“He was upset with the town because of the way they treated him” when he claimed runoff from a town project had damaged his home, Niemeyer said. “That’s just an old political protest, isn’t it? You’re not talking about making a decision based on that. It clearly violated the size” restriction.
Earlier in the hearing, Niemeyer said that Bowden didn’t seem to have the legal right to challenge the art and holiday portions of the ordinance – only the size restriction that he violated.
Even so, Sigmon responded, shouldn’t the right to political speech outweigh the aesthetic and traffic-safety concerns that the town says underpin its sign laws?
“You certainly give creedence to aesthetics … but they need to be a little more substantial in the case of core political speech,” he said.
And the amount of attention the sign has received, he said, only proves that the sign restriction was squelching Bowden’s message.
“The point of this case is, it worked,” the attorney said.
Bowden died in June 2011 while suffering lung cancer, and his house has since been painted over, sold and repaired, but the case’s ruling still will matter when it arrives, likely within three to six months.
If the ruling stands in favor of Bowden’s estate, the town likely would pay the estate’s court bills, along with $1 in nominal damages – and the local government could be forced to rewrite its sign laws.
If the town succeeds, it will find some redemption in a story that drew national attention, though it won’t get any of its legal fees back. The town has spent about $282,000 covering the case, but expects insurance to cover most of the bills beyond a $75,000 deductible.
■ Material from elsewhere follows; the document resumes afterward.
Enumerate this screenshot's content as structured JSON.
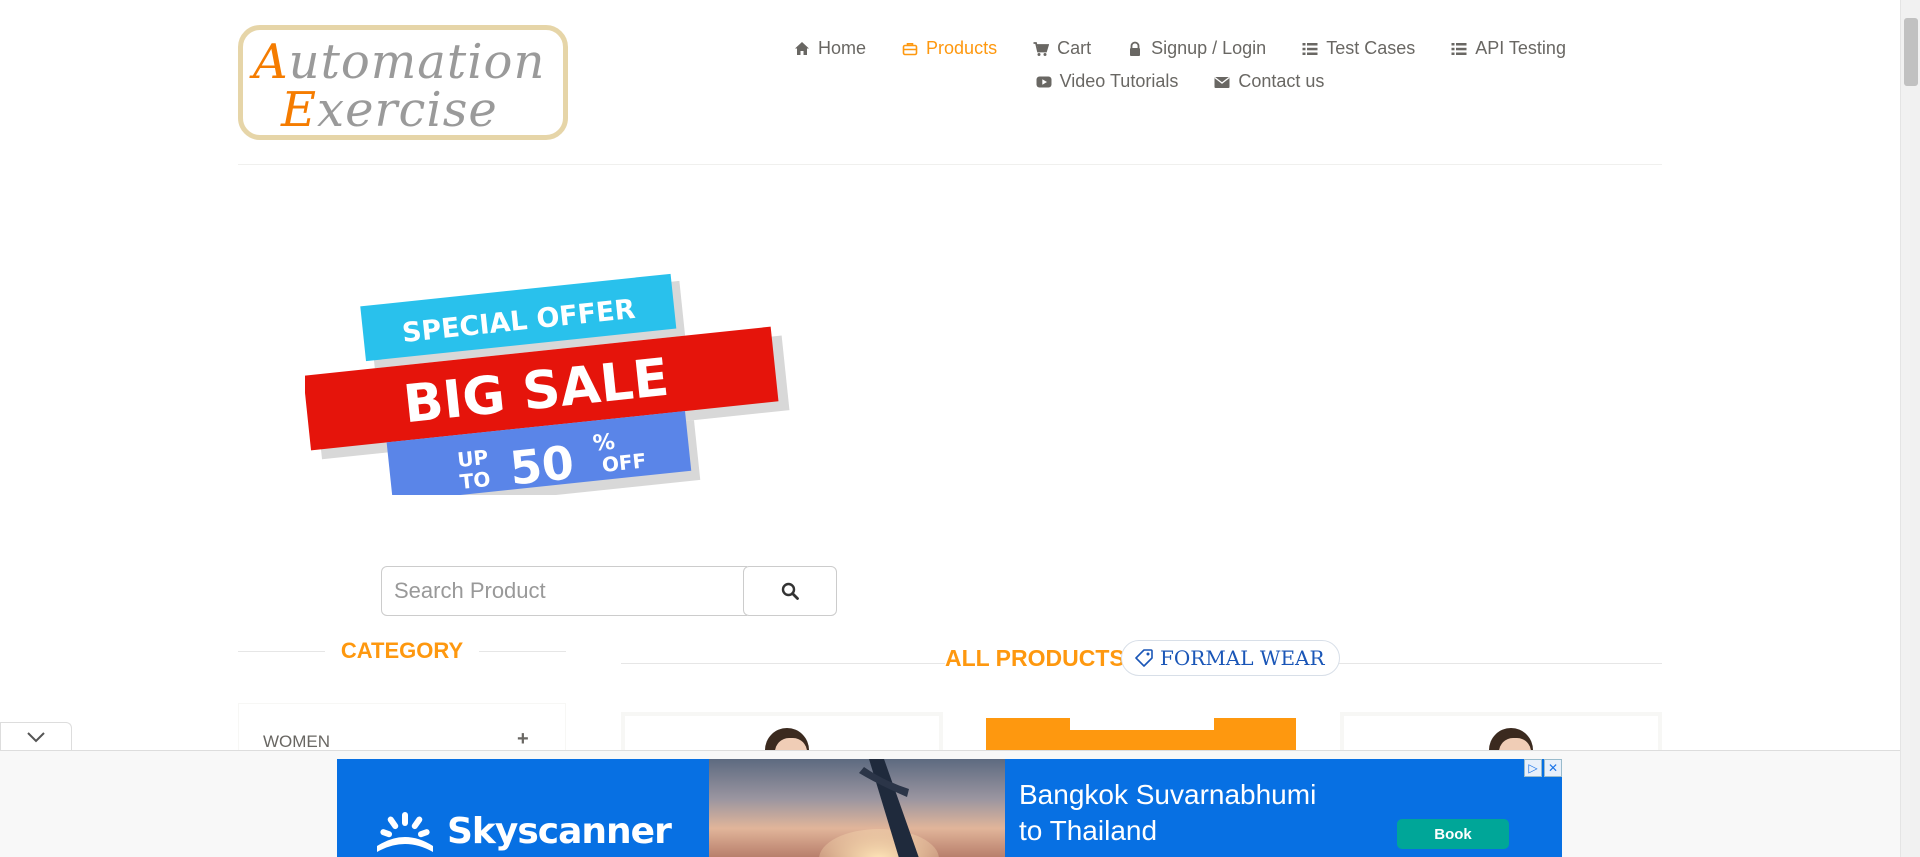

Either way, it may be the end of the line. The only court above the Court of Appeals is the U.S. Supreme Court.